Show every line below where "total" appears.
────────────────────
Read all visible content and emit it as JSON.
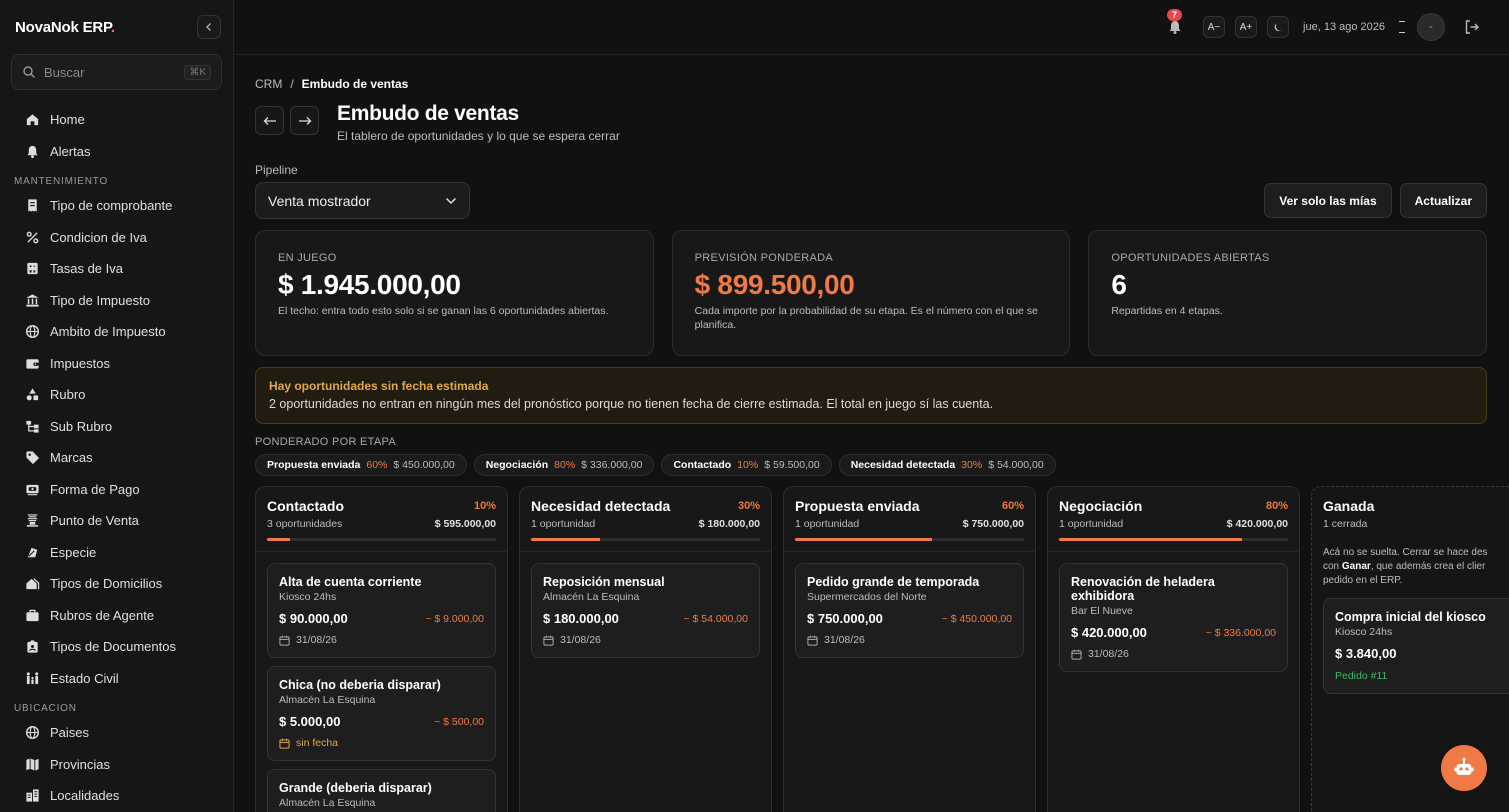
{
  "brand": {
    "name": "NovaNok ERP",
    "dot": "."
  },
  "search": {
    "placeholder": "Buscar",
    "shortcut": "⌘K"
  },
  "nav": {
    "top": [
      {
        "label": "Home",
        "icon": "home-icon"
      },
      {
        "label": "Alertas",
        "icon": "bell-icon"
      }
    ],
    "sections": [
      {
        "title": "MANTENIMIENTO",
        "items": [
          {
            "label": "Tipo de comprobante",
            "icon": "receipt-icon"
          },
          {
            "label": "Condicion de Iva",
            "icon": "percent-icon"
          },
          {
            "label": "Tasas de Iva",
            "icon": "calculator-icon"
          },
          {
            "label": "Tipo de Impuesto",
            "icon": "bank-icon"
          },
          {
            "label": "Ambito de Impuesto",
            "icon": "globe-icon"
          },
          {
            "label": "Impuestos",
            "icon": "wallet-icon"
          },
          {
            "label": "Rubro",
            "icon": "shapes-icon"
          },
          {
            "label": "Sub Rubro",
            "icon": "hierarchy-icon"
          },
          {
            "label": "Marcas",
            "icon": "tag-icon"
          },
          {
            "label": "Forma de Pago",
            "icon": "payment-icon"
          },
          {
            "label": "Punto de Venta",
            "icon": "store-icon"
          },
          {
            "label": "Especie",
            "icon": "leaf-icon"
          },
          {
            "label": "Tipos de Domicilios",
            "icon": "house-icon"
          },
          {
            "label": "Rubros de Agente",
            "icon": "briefcase-icon"
          },
          {
            "label": "Tipos de Documentos",
            "icon": "id-card-icon"
          },
          {
            "label": "Estado Civil",
            "icon": "family-icon"
          }
        ]
      },
      {
        "title": "UBICACION",
        "items": [
          {
            "label": "Paises",
            "icon": "globe-icon"
          },
          {
            "label": "Provincias",
            "icon": "map-icon"
          },
          {
            "label": "Localidades",
            "icon": "city-icon"
          }
        ]
      }
    ]
  },
  "topbar": {
    "notifications": "7",
    "font_smaller": "A−",
    "font_larger": "A+",
    "date": "jue, 13 ago 2026",
    "avatar": "-"
  },
  "breadcrumb": {
    "parent": "CRM",
    "separator": "/",
    "current": "Embudo de ventas"
  },
  "page": {
    "title": "Embudo de ventas",
    "subtitle": "El tablero de oportunidades y lo que se espera cerrar"
  },
  "pipeline": {
    "label": "Pipeline",
    "selected": "Venta mostrador"
  },
  "actions": {
    "mine": "Ver solo las mías",
    "refresh": "Actualizar"
  },
  "kpis": [
    {
      "label": "EN JUEGO",
      "value": "$ 1.945.000,00",
      "desc": "El techo: entra todo esto solo si se ganan las 6 oportunidades abiertas.",
      "accent": false
    },
    {
      "label": "PREVISIÓN PONDERADA",
      "value": "$ 899.500,00",
      "desc": "Cada importe por la probabilidad de su etapa. Es el número con el que se planifica.",
      "accent": true
    },
    {
      "label": "OPORTUNIDADES ABIERTAS",
      "value": "6",
      "desc": "Repartidas en 4 etapas.",
      "accent": false
    }
  ],
  "warning": {
    "title": "Hay oportunidades sin fecha estimada",
    "text": "2 oportunidades no entran en ningún mes del pronóstico porque no tienen fecha de cierre estimada. El total en juego sí las cuenta."
  },
  "weighted": {
    "label": "PONDERADO POR ETAPA",
    "chips": [
      {
        "name": "Propuesta enviada",
        "pct": "60%",
        "amount": "$ 450.000,00"
      },
      {
        "name": "Negociación",
        "pct": "80%",
        "amount": "$ 336.000,00"
      },
      {
        "name": "Contactado",
        "pct": "10%",
        "amount": "$ 59.500,00"
      },
      {
        "name": "Necesidad detectada",
        "pct": "30%",
        "amount": "$ 54.000,00"
      }
    ]
  },
  "columns": [
    {
      "name": "Contactado",
      "pct": "10%",
      "progress": 0.1,
      "count": "3 oportunidades",
      "total": "$ 595.000,00",
      "cards": [
        {
          "title": "Alta de cuenta corriente",
          "client": "Kiosco 24hs",
          "amount": "$ 90.000,00",
          "weighted": "~ $ 9.000,00",
          "date": "31/08/26",
          "nodate": false
        },
        {
          "title": "Chica (no deberia disparar)",
          "client": "Almacén La Esquina",
          "amount": "$ 5.000,00",
          "weighted": "~ $ 500,00",
          "date": "sin fecha",
          "nodate": true
        },
        {
          "title": "Grande (deberia disparar)",
          "client": "Almacén La Esquina",
          "amount": "",
          "weighted": "",
          "date": "",
          "nodate": false
        }
      ]
    },
    {
      "name": "Necesidad detectada",
      "pct": "30%",
      "progress": 0.3,
      "count": "1 oportunidad",
      "total": "$ 180.000,00",
      "cards": [
        {
          "title": "Reposición mensual",
          "client": "Almacén La Esquina",
          "amount": "$ 180.000,00",
          "weighted": "~ $ 54.000,00",
          "date": "31/08/26",
          "nodate": false
        }
      ]
    },
    {
      "name": "Propuesta enviada",
      "pct": "60%",
      "progress": 0.6,
      "count": "1 oportunidad",
      "total": "$ 750.000,00",
      "cards": [
        {
          "title": "Pedido grande de temporada",
          "client": "Supermercados del Norte",
          "amount": "$ 750.000,00",
          "weighted": "~ $ 450.000,00",
          "date": "31/08/26",
          "nodate": false
        }
      ]
    },
    {
      "name": "Negociación",
      "pct": "80%",
      "progress": 0.8,
      "count": "1 oportunidad",
      "total": "$ 420.000,00",
      "cards": [
        {
          "title": "Renovación de heladera exhibidora",
          "client": "Bar El Nueve",
          "amount": "$ 420.000,00",
          "weighted": "~ $ 336.000,00",
          "date": "31/08/26",
          "nodate": false
        }
      ]
    }
  ],
  "won": {
    "name": "Ganada",
    "count": "1 cerrada",
    "note_line1": "Acá no se suelta. Cerrar se hace des",
    "note_pre": "con",
    "note_bold": "Ganar",
    "note_post": ", que además crea el clier",
    "note_line3": "pedido en el ERP.",
    "card": {
      "title": "Compra inicial del kiosco",
      "client": "Kiosco 24hs",
      "amount": "$ 3.840,00",
      "order": "Pedido #11"
    }
  },
  "colors": {
    "accent": "#f07a45",
    "warning": "#e0a845",
    "success": "#3fb96a"
  }
}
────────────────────
ANSWER TO THE EXERCISE:
    "text": "2 oportunidades no entran en ningún mes del pronóstico porque no tienen fecha de cierre estimada. El total en juego sí las cuenta."
      "total": "$ 595.000,00",
      "total": "$ 180.000,00",
      "total": "$ 750.000,00",
      "total": "$ 420.000,00",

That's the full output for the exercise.